Getting children out of poverty can improve their mental health, but it doesn't fix everything. Behavioral problems—such as conduct disorder—seem to decline with increased income, yet moving above the poverty line did not help children with disorders like anxiety and depression.
Jane Costello, a professor of child and adolescent psychiatry at Duke University, examined the mental health of 1,420 children selected from rural areas of western North Carolina over an eight-year period.

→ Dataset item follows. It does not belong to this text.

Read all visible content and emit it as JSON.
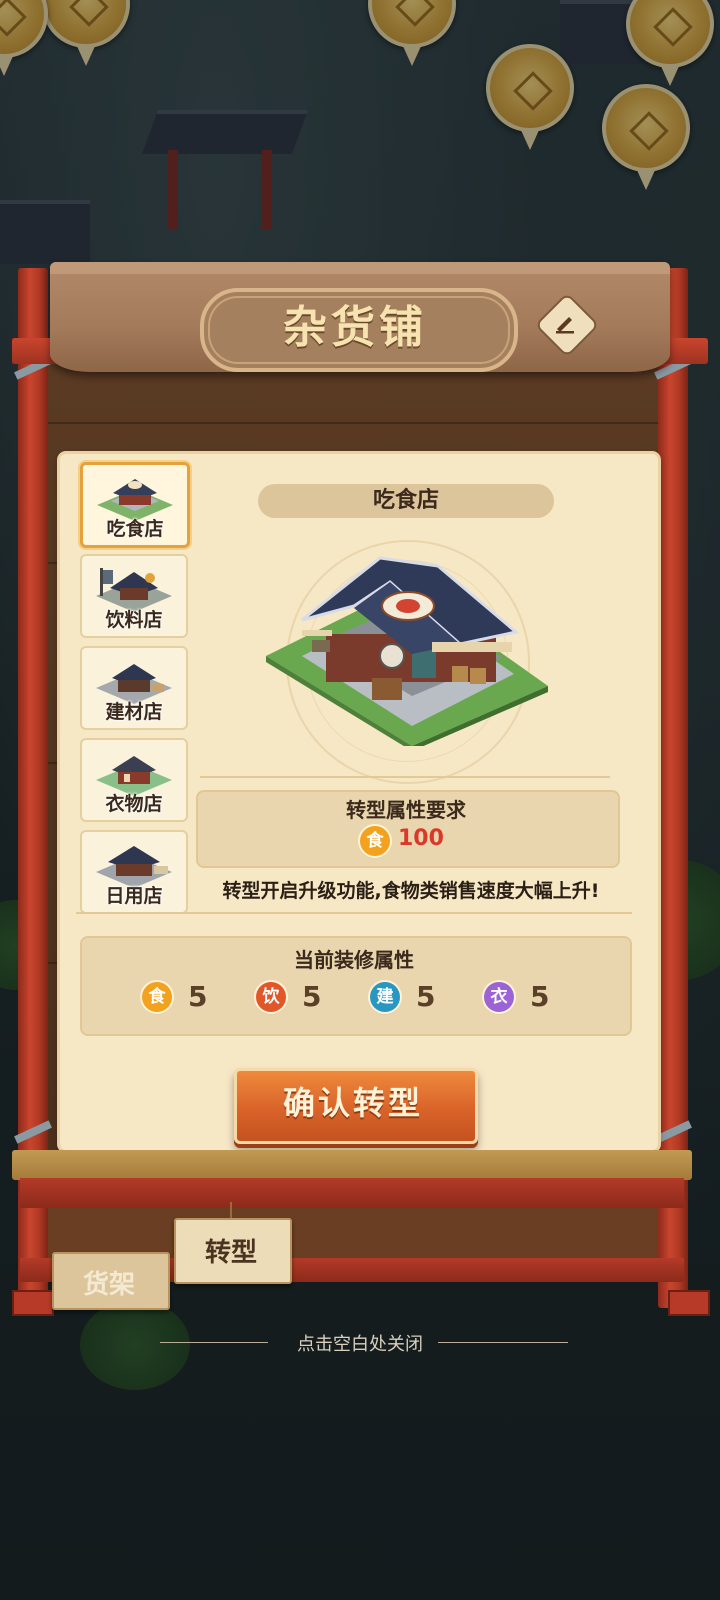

Four years into the study, a casino built by Cherokee Indians led many tribal families in the area out of poverty. Tribal members were more likely than others in the area to be impoverished. The tribal government distributed profits to every Cherokee over 18—around $6,000 per person by the end of the study.